» GOAL OF THE EXERCISE:
Word for word, restate the records that come next, omitting the images.

[Source data]
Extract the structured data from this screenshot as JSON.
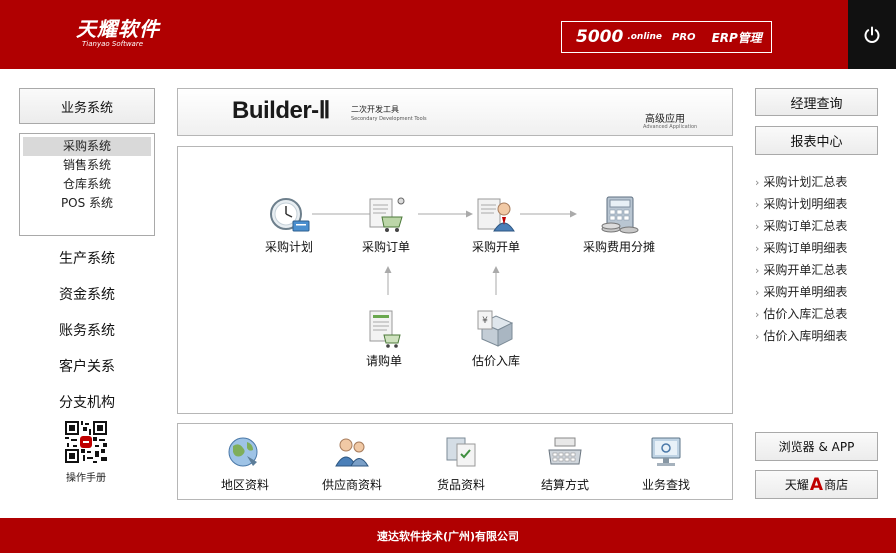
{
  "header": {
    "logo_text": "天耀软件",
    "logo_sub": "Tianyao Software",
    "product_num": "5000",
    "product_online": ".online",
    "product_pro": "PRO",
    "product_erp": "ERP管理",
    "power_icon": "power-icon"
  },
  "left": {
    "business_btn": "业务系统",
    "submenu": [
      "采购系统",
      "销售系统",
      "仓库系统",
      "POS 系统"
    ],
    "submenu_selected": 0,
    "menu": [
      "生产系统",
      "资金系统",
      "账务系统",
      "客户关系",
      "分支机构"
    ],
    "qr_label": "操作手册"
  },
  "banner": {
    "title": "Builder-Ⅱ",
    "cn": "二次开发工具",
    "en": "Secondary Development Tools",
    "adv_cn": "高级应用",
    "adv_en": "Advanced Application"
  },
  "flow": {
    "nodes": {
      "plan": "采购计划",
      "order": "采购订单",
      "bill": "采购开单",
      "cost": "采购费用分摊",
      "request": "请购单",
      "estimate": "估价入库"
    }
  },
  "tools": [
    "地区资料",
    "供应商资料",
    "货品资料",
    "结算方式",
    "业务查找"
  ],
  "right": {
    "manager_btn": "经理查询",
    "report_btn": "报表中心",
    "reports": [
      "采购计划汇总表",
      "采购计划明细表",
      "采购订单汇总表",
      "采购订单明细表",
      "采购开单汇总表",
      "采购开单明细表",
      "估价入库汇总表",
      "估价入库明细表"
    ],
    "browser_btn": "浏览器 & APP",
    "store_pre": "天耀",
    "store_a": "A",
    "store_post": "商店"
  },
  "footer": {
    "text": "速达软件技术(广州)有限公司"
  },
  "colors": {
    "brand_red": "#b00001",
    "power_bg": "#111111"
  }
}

» ANSWER BELOW:
Extract the structured data from this screenshot as JSON.
{
  "header": {
    "logo_text": "天耀软件",
    "logo_sub": "Tianyao Software",
    "product_num": "5000",
    "product_online": ".online",
    "product_pro": "PRO",
    "product_erp": "ERP管理",
    "power_icon": "power-icon"
  },
  "left": {
    "business_btn": "业务系统",
    "submenu": [
      "采购系统",
      "销售系统",
      "仓库系统",
      "POS 系统"
    ],
    "submenu_selected": 0,
    "menu": [
      "生产系统",
      "资金系统",
      "账务系统",
      "客户关系",
      "分支机构"
    ],
    "qr_label": "操作手册"
  },
  "banner": {
    "title": "Builder-Ⅱ",
    "cn": "二次开发工具",
    "en": "Secondary Development Tools",
    "adv_cn": "高级应用",
    "adv_en": "Advanced Application"
  },
  "flow": {
    "nodes": {
      "plan": "采购计划",
      "order": "采购订单",
      "bill": "采购开单",
      "cost": "采购费用分摊",
      "request": "请购单",
      "estimate": "估价入库"
    }
  },
  "tools": [
    "地区资料",
    "供应商资料",
    "货品资料",
    "结算方式",
    "业务查找"
  ],
  "right": {
    "manager_btn": "经理查询",
    "report_btn": "报表中心",
    "reports": [
      "采购计划汇总表",
      "采购计划明细表",
      "采购订单汇总表",
      "采购订单明细表",
      "采购开单汇总表",
      "采购开单明细表",
      "估价入库汇总表",
      "估价入库明细表"
    ],
    "browser_btn": "浏览器 & APP",
    "store_pre": "天耀",
    "store_a": "A",
    "store_post": "商店"
  },
  "footer": {
    "text": "速达软件技术(广州)有限公司"
  },
  "colors": {
    "brand_red": "#b00001",
    "power_bg": "#111111"
  }
}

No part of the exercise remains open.